Column: Australia bush fires show insurance can only do so much
The raw and often unstoppable power of nature has once again been demonstrated in the recent Australian wildfires but as the fires raged, the main focus seemed to be on arguments about their cause, rather than the cost in terms of human life and property.
To some it is an obvious sign of climate change, but with little or no acceptance that these fires occur naturally every year and are part of the way that the bush is controlled and regenerated.
Conversely, the climate change naysayers cite ‘do-gooder’ environmentalists preventing the bush being cut back to reduce the fire load, but in turn ignore the heatwave and drought that has extended this fire season and that fires have occurred in areas that have been managed.
Aside from the politics, fire has been synonymous with insurance since the 1666 Great Fire of London gave rise to the ‘modern’ insurance industry. Fire is frightening and seems to be the one risk that few will chance without insurance protection.
Fortunately, serious fires are a relative rarity but when they do occur, can be catastrophic. In recent years we have seen the devasting consequences of fires at Grenfell and Notre Dame, but it is difficult to comprehend the scale of the Australian fires which have affected a total area approaching the size of England – and one fire was described as the size of London.
What may be surprising is that wildfires are up there with earthquakes and hurricanes when it comes to natural disaster losses, albeit many wildfires are started by human activity, generally accidental, often negligent, but sometimes deliberate acts of arson.
Wildfires around the globe cost billions every year, but those in south west America and south east Australia are the most costly because the ‘wildland-urban interface’ is where the wild meets affluent urban areas.
The years 2017 and 2018 were particularly bad because of very large losses in California, including the costliest wildfire on record, The Camp Fire in November 2018, at almost $16.5 billion of which $12.5 billion was insured.

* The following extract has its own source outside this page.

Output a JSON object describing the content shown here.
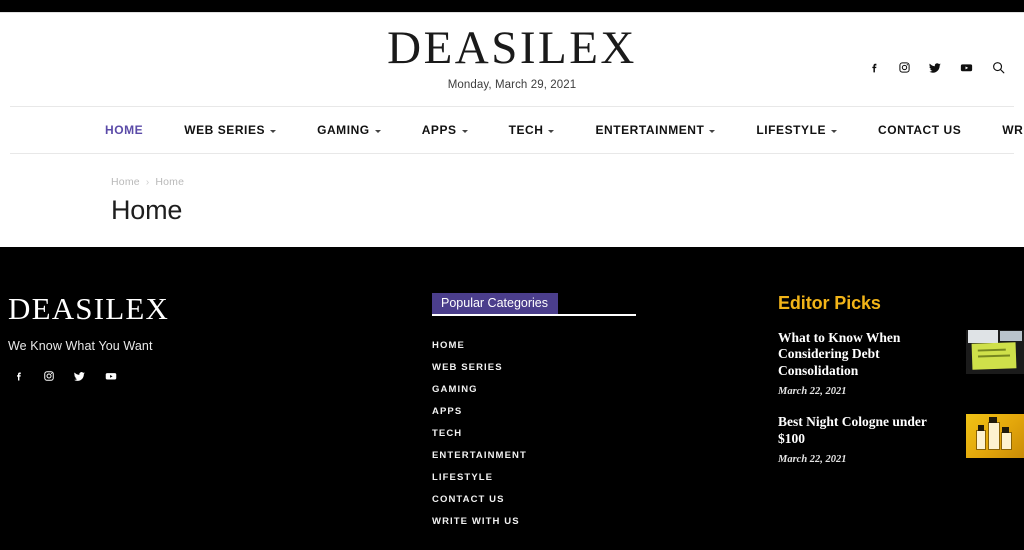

By comparison, current estimates for insured losses from the Australian fires are much lower than those from America but are still approaching $1 billion and could exceed the previous worst year of 2009.

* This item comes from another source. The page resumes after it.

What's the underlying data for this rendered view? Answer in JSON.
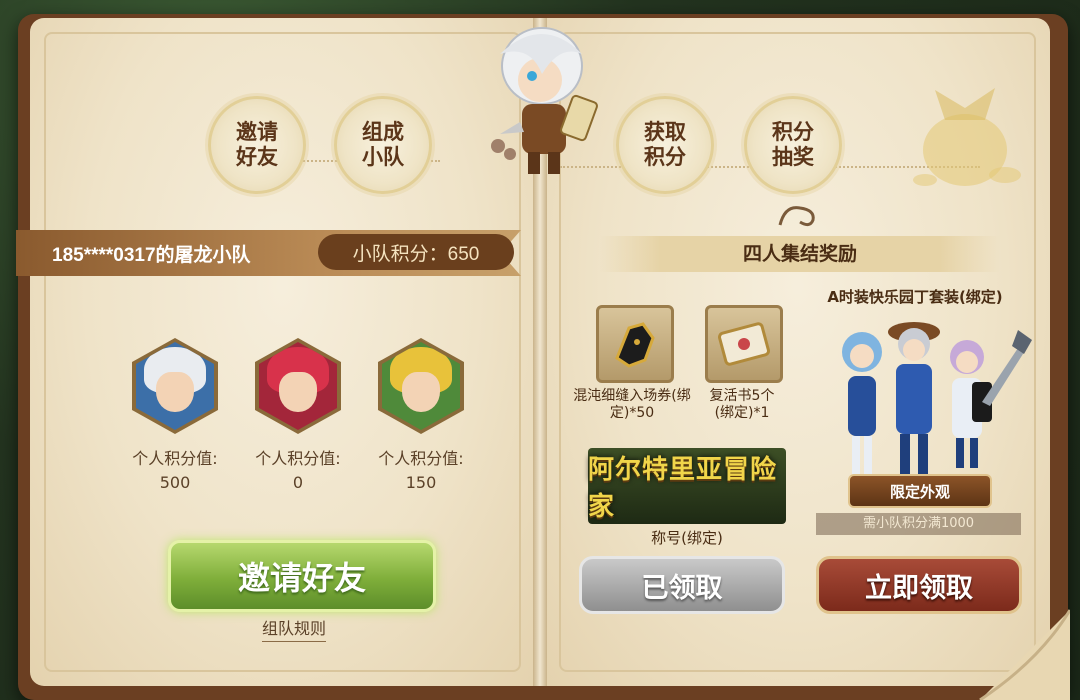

Globally the trend certainly seems to be worsening, supporting the view from the climate change lobby, and in America there is some concern as to whether certain areas of California will become virtually uninsurable as they are so frequently affected.
This is less of a concern in Australia as it generally takes a few years before the bush can grow back sufficiently to become a risk again, but there is pressure on the authorities to encourage property construction to use more fire-resistant materials in future.

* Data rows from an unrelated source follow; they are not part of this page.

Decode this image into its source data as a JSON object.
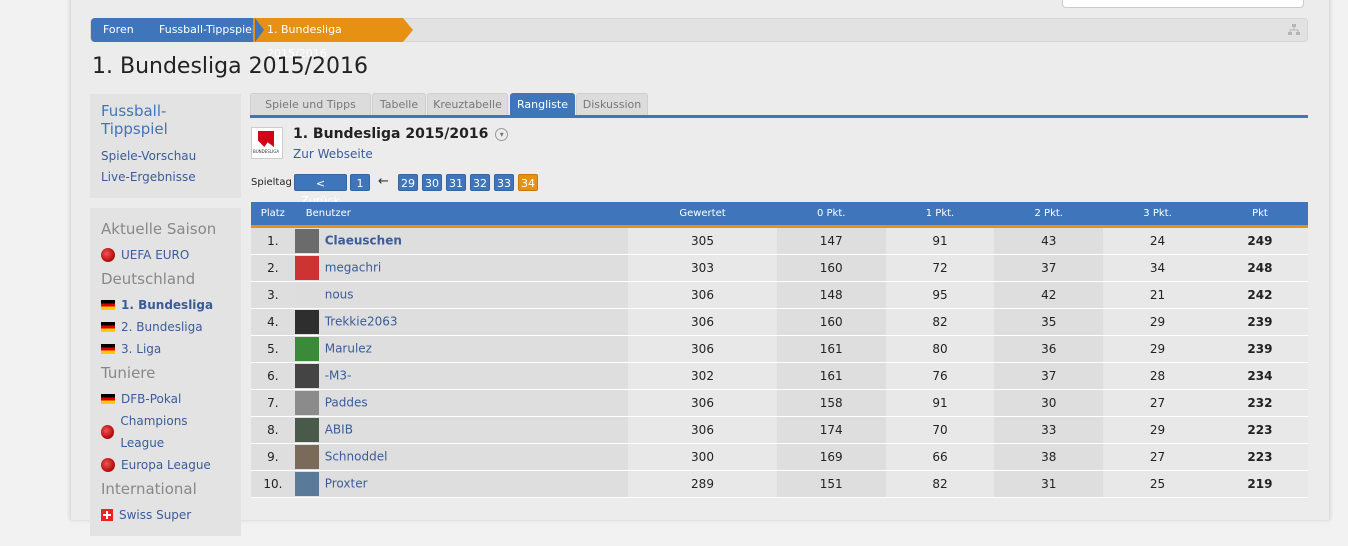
{
  "breadcrumb": [
    "Foren",
    "Fussball-Tippspiel",
    "1. Bundesliga 2015/2016"
  ],
  "page_title": "1. Bundesliga 2015/2016",
  "sidebar": {
    "box_title": "Fussball-Tippspiel",
    "links": [
      "Spiele-Vorschau",
      "Live-Ergebnisse"
    ],
    "sections": [
      {
        "title": "Aktuelle Saison",
        "items": [
          {
            "icon": "uefa-icon",
            "label": "UEFA EURO"
          }
        ]
      },
      {
        "title": "Deutschland",
        "items": [
          {
            "icon": "flag-germany-icon",
            "label": "1. Bundesliga",
            "active": true
          },
          {
            "icon": "flag-germany-icon",
            "label": "2. Bundesliga"
          },
          {
            "icon": "flag-germany-icon",
            "label": "3. Liga"
          }
        ]
      },
      {
        "title": "Tuniere",
        "items": [
          {
            "icon": "flag-germany-icon",
            "label": "DFB-Pokal"
          },
          {
            "icon": "uefa-icon",
            "label": "Champions League"
          },
          {
            "icon": "uefa-icon",
            "label": "Europa League"
          }
        ]
      },
      {
        "title": "International",
        "items": [
          {
            "icon": "flag-switzerland-icon",
            "label": "Swiss Super"
          }
        ]
      }
    ]
  },
  "tabs": [
    "Spiele und Tipps",
    "Tabelle",
    "Kreuztabelle",
    "Rangliste",
    "Diskussion"
  ],
  "active_tab": "Rangliste",
  "league": {
    "title": "1. Bundesliga 2015/2016",
    "dropdown_glyph": "▾",
    "link": "Zur Webseite"
  },
  "spieltag": {
    "label": "Spieltag",
    "back": "< Zurück",
    "first": "1",
    "arrow": "←",
    "days": [
      "29",
      "30",
      "31",
      "32",
      "33",
      "34"
    ],
    "current": "34"
  },
  "table": {
    "headers": [
      "Platz",
      "Benutzer",
      "Gewertet",
      "0 Pkt.",
      "1 Pkt.",
      "2 Pkt.",
      "3 Pkt.",
      "Pkt"
    ],
    "rows": [
      [
        "1.",
        "Claeuschen",
        "305",
        "147",
        "91",
        "43",
        "24",
        "249"
      ],
      [
        "2.",
        "megachri",
        "303",
        "160",
        "72",
        "37",
        "34",
        "248"
      ],
      [
        "3.",
        "nous",
        "306",
        "148",
        "95",
        "42",
        "21",
        "242"
      ],
      [
        "4.",
        "Trekkie2063",
        "306",
        "160",
        "82",
        "35",
        "29",
        "239"
      ],
      [
        "5.",
        "Marulez",
        "306",
        "161",
        "80",
        "36",
        "29",
        "239"
      ],
      [
        "6.",
        "-M3-",
        "302",
        "161",
        "76",
        "37",
        "28",
        "234"
      ],
      [
        "7.",
        "Paddes",
        "306",
        "158",
        "91",
        "30",
        "27",
        "232"
      ],
      [
        "8.",
        "ABIB",
        "306",
        "174",
        "70",
        "33",
        "29",
        "223"
      ],
      [
        "9.",
        "Schnoddel",
        "300",
        "169",
        "66",
        "38",
        "27",
        "223"
      ],
      [
        "10.",
        "Proxter",
        "289",
        "151",
        "82",
        "31",
        "25",
        "219"
      ]
    ]
  },
  "colors": {
    "accent": "#3f76bb",
    "highlight": "#e69113"
  }
}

Aside from the financial cost and loss of human life in Australia, some of the other consequences are staggering.
Up to one billion animals are feared to have perished and areas that ‘don’t burn’ such as rainforests and peat swamps have been lost, possibly for good.
Regrettably insurance can only go so far.